Even in a temporary job, you were brought on because your skills are needed. To keep your supervisors constantly intrigued by your work ethic, do more than just show up. Anticipate your coworker’s needs and they will have a reason to rely on you down the road, hopefully causing them to hesitate before letting you go and opening the opportunity for a permanent job.

The more you know, the more valuable you are. Knowledge of the company will come in handy in almost every aspect of your part-time role. Think of your temp role as an extended interview. What industry does the company compete in? What products or services do they offer? Who are their top competitors and why are they successful? These answers define the company you work for and knowing the ins and outs will give you a leg-up.

Use your newness to your advantage by offering insights and ideas that your colleagues may have never heard of before. It should be easy for you to see ways to make processes more efficient and effective. Make a list to share with your boss during your review or when it makes the most sense. You may be surprised at their excitement when your idea is the route with which they take a project.

Because you are the one coming onto their turf, they will need someone who can be flexible and easy to work with. Be open to new ideas and learn to take constructive criticism with a smile. If you go with the flow, it will be easier to learn more than just one way of doing things, which will later help you anticipate needs and secure your place on the team.

Nothing else matters if this is taken lightly. The best way to keep this a priority is to remember these three key steps: show up on time, deliver quality work and communicate. Make sure that they know they can depend on you. This will go a long way when crisis hits and you are there to engage.

Little things can make a big difference, and they will get you noticed especially in a larger office. Maintain good communication and ask questions, and it will eventually convince your supervisors that you are genuinely interested in the company. If there’s extra work, volunteer to do it. It will show that you have a solid work ethic and are readily able to accomplish tasks quickly.

A company’s culture is one of the things it holds most dearly. Happy hours, luncheons and culture meetings are what bonds the employees together to create solid teamwork. To best blend in as a part-timer, see what’s acceptable and not acceptable, and catch on quickly. Even just abiding by an unwritten dress code can show you understand the workplace and give you an advantage when a permanent position opens.

Reinforce the value you provide by spending time to truly getting to know the people you work with. Even if you choose not to stay with that company, your colleagues are the ones that will remember you and put in a good word for you with another company. Be visible, engaged and enthusiastic. You never know what a touch of happiness can bring to a coworker on a tough Monday morning!

Somewhere down the road, you will decide if you want to stay in your position.
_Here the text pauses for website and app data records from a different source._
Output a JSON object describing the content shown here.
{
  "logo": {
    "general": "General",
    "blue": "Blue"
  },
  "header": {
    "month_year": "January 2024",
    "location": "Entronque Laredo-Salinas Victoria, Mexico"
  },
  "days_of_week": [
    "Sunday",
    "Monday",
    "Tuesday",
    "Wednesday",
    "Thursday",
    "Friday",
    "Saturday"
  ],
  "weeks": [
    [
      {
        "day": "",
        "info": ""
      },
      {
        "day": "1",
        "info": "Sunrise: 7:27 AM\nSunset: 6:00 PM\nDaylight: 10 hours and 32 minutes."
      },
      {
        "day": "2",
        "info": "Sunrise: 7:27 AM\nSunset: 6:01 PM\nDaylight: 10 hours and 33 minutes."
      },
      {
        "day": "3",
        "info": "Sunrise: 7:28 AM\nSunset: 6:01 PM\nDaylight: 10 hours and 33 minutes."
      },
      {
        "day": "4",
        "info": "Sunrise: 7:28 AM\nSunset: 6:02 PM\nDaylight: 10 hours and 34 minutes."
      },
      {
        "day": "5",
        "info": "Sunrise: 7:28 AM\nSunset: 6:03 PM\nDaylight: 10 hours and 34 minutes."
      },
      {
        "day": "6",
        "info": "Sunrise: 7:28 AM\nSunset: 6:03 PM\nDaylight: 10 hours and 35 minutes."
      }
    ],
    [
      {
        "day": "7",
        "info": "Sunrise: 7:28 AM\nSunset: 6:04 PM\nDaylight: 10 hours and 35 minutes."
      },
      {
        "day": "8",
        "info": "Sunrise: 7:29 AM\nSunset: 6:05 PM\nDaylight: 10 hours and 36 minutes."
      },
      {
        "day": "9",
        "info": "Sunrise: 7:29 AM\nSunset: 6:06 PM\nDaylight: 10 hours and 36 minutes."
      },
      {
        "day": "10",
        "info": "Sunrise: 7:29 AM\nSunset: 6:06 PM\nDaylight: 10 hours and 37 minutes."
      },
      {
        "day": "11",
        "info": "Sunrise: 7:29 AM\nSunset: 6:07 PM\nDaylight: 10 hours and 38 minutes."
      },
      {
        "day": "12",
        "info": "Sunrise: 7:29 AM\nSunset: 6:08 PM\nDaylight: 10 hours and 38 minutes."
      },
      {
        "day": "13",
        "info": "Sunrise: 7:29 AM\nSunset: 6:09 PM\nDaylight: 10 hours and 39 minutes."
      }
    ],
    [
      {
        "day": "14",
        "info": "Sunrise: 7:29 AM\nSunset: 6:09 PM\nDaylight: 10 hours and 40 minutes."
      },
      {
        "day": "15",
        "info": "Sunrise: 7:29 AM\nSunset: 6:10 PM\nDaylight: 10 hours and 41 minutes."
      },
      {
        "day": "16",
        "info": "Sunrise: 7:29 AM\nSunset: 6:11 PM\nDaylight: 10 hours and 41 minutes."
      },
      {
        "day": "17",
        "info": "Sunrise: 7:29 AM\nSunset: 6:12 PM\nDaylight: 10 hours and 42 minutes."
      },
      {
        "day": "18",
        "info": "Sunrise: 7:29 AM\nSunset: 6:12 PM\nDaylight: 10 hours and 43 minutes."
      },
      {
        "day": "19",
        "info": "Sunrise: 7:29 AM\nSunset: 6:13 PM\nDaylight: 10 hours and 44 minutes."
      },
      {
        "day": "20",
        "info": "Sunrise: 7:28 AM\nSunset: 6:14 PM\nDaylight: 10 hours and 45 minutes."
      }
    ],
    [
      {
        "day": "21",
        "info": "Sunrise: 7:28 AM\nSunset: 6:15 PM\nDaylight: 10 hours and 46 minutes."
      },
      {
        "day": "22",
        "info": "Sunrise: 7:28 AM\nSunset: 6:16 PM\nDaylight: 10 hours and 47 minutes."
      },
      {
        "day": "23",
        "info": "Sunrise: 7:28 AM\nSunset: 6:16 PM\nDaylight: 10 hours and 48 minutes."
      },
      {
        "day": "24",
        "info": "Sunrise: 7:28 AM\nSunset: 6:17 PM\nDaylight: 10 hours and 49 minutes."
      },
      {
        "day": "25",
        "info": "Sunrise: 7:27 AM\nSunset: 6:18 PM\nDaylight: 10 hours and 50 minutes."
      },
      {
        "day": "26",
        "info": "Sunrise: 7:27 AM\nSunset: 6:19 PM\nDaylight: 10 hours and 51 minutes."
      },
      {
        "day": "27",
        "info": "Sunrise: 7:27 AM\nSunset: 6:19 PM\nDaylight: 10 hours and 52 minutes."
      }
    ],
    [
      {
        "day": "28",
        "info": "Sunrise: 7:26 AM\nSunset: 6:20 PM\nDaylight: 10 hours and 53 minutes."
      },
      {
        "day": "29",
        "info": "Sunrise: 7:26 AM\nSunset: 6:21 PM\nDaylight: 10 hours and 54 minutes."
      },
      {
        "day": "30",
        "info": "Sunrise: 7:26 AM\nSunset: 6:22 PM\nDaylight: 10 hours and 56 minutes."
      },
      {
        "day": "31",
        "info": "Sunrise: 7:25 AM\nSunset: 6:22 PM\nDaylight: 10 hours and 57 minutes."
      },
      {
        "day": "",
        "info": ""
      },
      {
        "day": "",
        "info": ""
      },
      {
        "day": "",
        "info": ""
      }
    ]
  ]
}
This might seem straightforward, but a surprising number of people forget to have this conversation. By the same token, don’t ask for the job right away, but express interest early on, and you will surely be in the running once they experience your work ethic and dependability first hand.

It is not unlikely a temp job could turn into a full-time role. In fact, research shows 27% of temps receive offers for permanent positions – depending on the employee’s desire to remain with the company. As you accept a temporary position, keep in mind the above tips to help solidify your worth within the company.